version of the Doctor Who theme song that was nixed by the BBC execs
somehow ended up on this installment anyway.
Next is a making-of featurette that runs 23 minutes. They do the usually top-notch job tracking
down people who worked on this show both in front of and behind the
discuss the genesis and filming of the story.
The late Ian Marter, who played Harry Sullivan in the early
Tom Baker episodes, has a smaller supporting role in this serial and
nice tribute to him and his work on Doctor
Who: On Target with Ian
Several of his friends and colleges, including tom Baker and the
recently deceased Elisabeth Sladen reminisce about the actor and scribe
several Doctor Who novelizations. It's a
nice, touching, piece.
The A-Z of Gadets and
Gizmos is an 11-minute look at the tech items used in the series,
alright, while Mary Celeste, an
18-minute discussion of ships lost at sea is a bit of a waste. It is only tangentially related to the show
and I didn't find it very interesting.
The extras from the older release include some raw
behind-the-scenes filming of the show that runs 2-minutes and is very
interesting, 8-minutes worth of model tests (they get boring after a
I'm glad they included them), a trailer to a Doctor Who marathon on the
special effects demo reel, and a very slightly altered ending.
In addition there is a pop-up informational text option
which is very informative as always. It does give some dry
statistics, like how many people viewed each episode, but there are
interesting notes such as script changes that were made and background
information on the supporting characters. The extras are rounded
storyboard comparison, a trailer for the story, a photo gallery, and
listing from the Radio Times in .pdf format.
A fun Jon Pertwee story, Carnival of
Monsters has a lot of what I enjoy about the classic Doctor Who:

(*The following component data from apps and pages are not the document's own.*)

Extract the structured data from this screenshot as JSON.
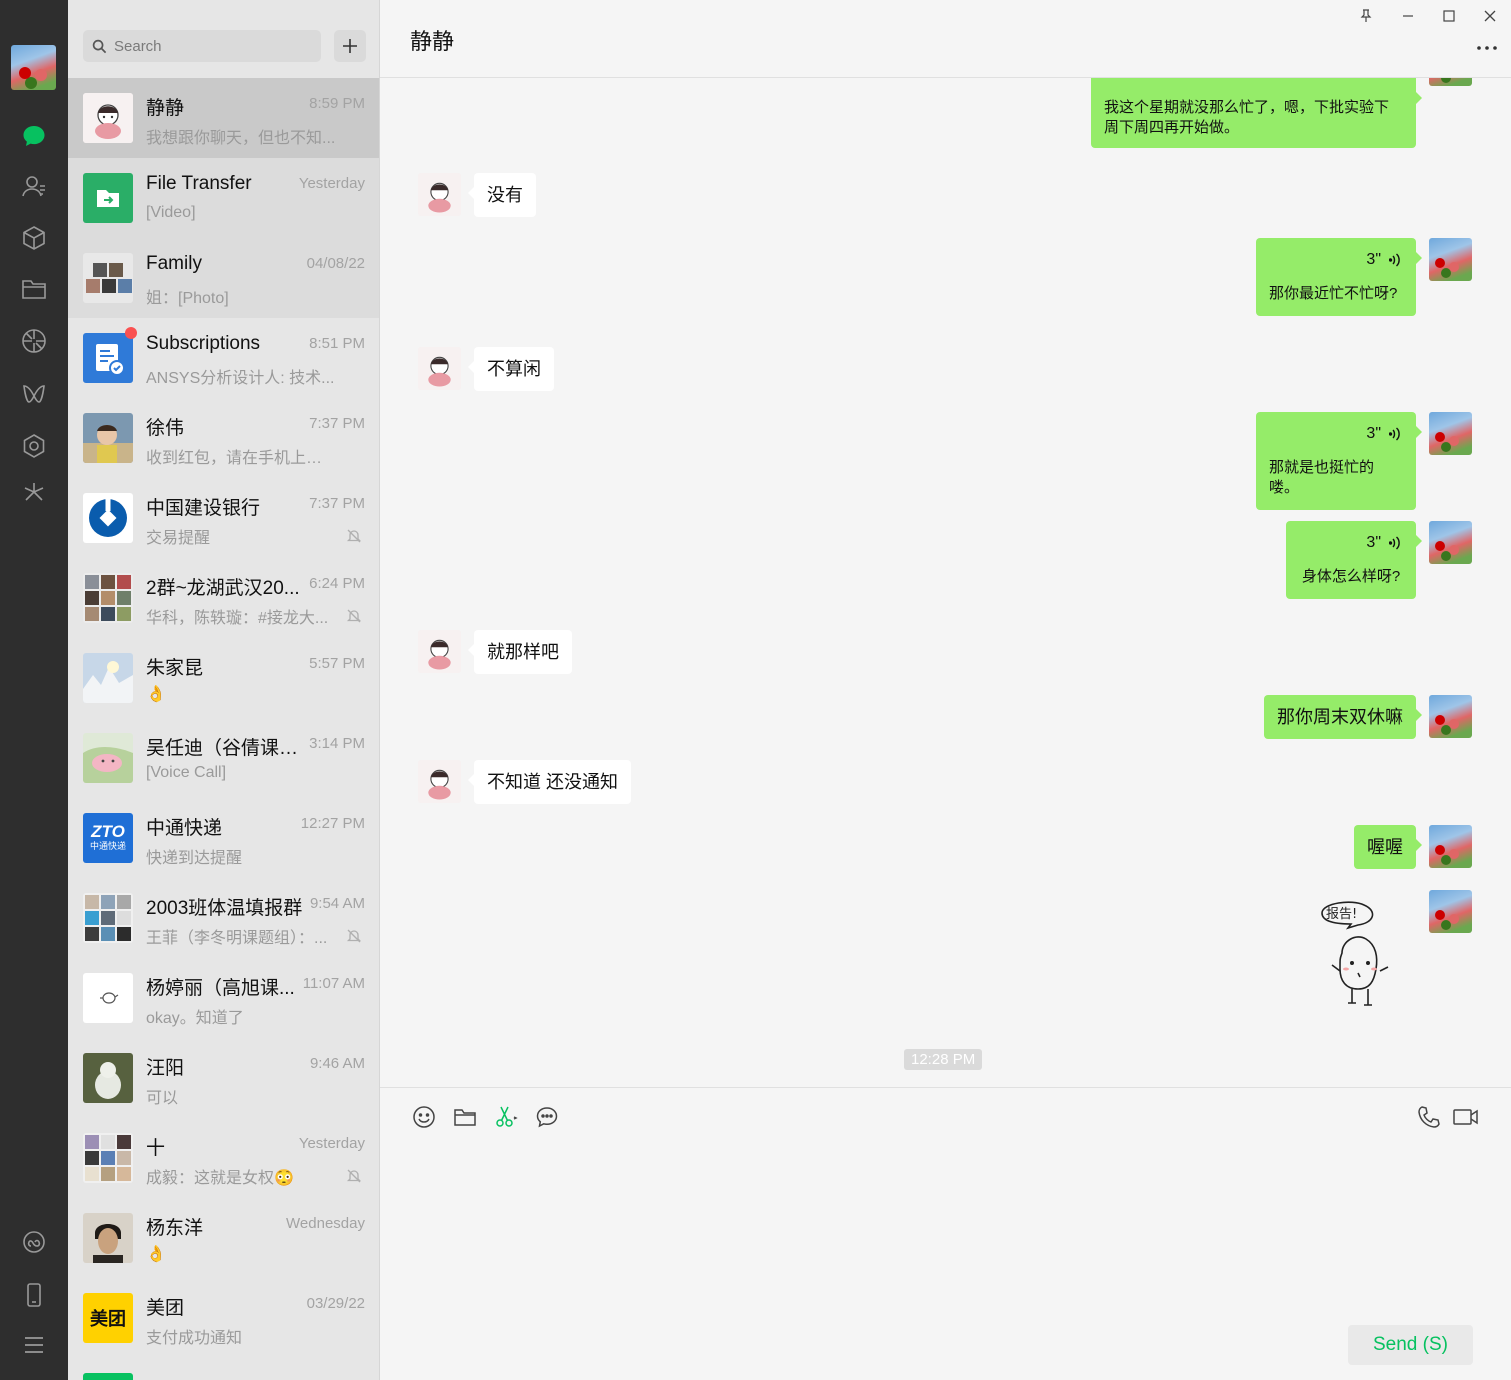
{
  "search": {
    "placeholder": "Search"
  },
  "list": [
    {
      "name": "静静",
      "time": "8:59 PM",
      "preview": "我想跟你聊天，但也不知...",
      "state": "active"
    },
    {
      "name": "File Transfer",
      "time": "Yesterday",
      "preview": "[Video]",
      "state": "pinned"
    },
    {
      "name": "Family",
      "time": "04/08/22",
      "preview": "姐：[Photo]",
      "state": "pinned"
    },
    {
      "name": "Subscriptions",
      "time": "8:51 PM",
      "preview": "ANSYS分析设计人: 技术...",
      "state": ""
    },
    {
      "name": "徐伟",
      "time": "7:37 PM",
      "preview": "收到红包，请在手机上查看",
      "state": ""
    },
    {
      "name": "中国建设银行",
      "time": "7:37 PM",
      "preview": "交易提醒",
      "state": ""
    },
    {
      "name": "2群~龙湖武汉20...",
      "time": "6:24 PM",
      "preview": "华科，陈轶璇：#接龙大...",
      "state": ""
    },
    {
      "name": "朱家昆",
      "time": "5:57 PM",
      "preview": "👌",
      "state": ""
    },
    {
      "name": "吴任迪（谷倩课题...",
      "time": "3:14 PM",
      "preview": "[Voice Call]",
      "state": ""
    },
    {
      "name": "中通快递",
      "time": "12:27 PM",
      "preview": "快递到达提醒",
      "state": ""
    },
    {
      "name": "2003班体温填报群",
      "time": "9:54 AM",
      "preview": "王菲（李冬明课题组）：...",
      "state": ""
    },
    {
      "name": "杨婷丽（高旭课...",
      "time": "11:07 AM",
      "preview": "okay。知道了",
      "state": ""
    },
    {
      "name": "汪阳",
      "time": "9:46 AM",
      "preview": "可以",
      "state": ""
    },
    {
      "name": "十",
      "time": "Yesterday",
      "preview": "成毅：这就是女权😳",
      "state": ""
    },
    {
      "name": "杨东洋",
      "time": "Wednesday",
      "preview": "👌",
      "state": ""
    },
    {
      "name": "美团",
      "time": "03/29/22",
      "preview": "支付成功通知",
      "state": ""
    }
  ],
  "avatar_texts": {
    "meituan": "美团",
    "zto": "ZTO",
    "zto_sub": "中通快递"
  },
  "chat": {
    "title": "静静",
    "messages": [
      {
        "from": "me",
        "text": "我这个星期就没那么忙了，嗯，下批实验下周下周四再开始做。"
      },
      {
        "from": "peer",
        "text": "没有"
      },
      {
        "from": "me",
        "voice": "3\"",
        "text": "那你最近忙不忙呀?"
      },
      {
        "from": "peer",
        "text": "不算闲"
      },
      {
        "from": "me",
        "voice": "3\"",
        "text": "那就是也挺忙的喽。"
      },
      {
        "from": "me",
        "voice": "3\"",
        "text": "身体怎么样呀?"
      },
      {
        "from": "peer",
        "text": "就那样吧"
      },
      {
        "from": "me",
        "text": "那你周末双休嘛"
      },
      {
        "from": "peer",
        "text": "不知道 还没通知"
      },
      {
        "from": "me",
        "text": "喔喔"
      },
      {
        "from": "me",
        "sticker": "报告!"
      }
    ],
    "timestamp": "12:28 PM"
  },
  "composer": {
    "send_label": "Send (S)"
  },
  "colors": {
    "accent": "#07c160",
    "bubble_out": "#95ec69",
    "rail": "#2e2e2e"
  }
}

ideas for a children's show, some enjoyable bad guys, a supporting
steals several scenes, and a last-minute rescue. On
top of that, this new Special Edition has
a nice selection of new bonus items. It's
a good time and well worth watching. Recommended.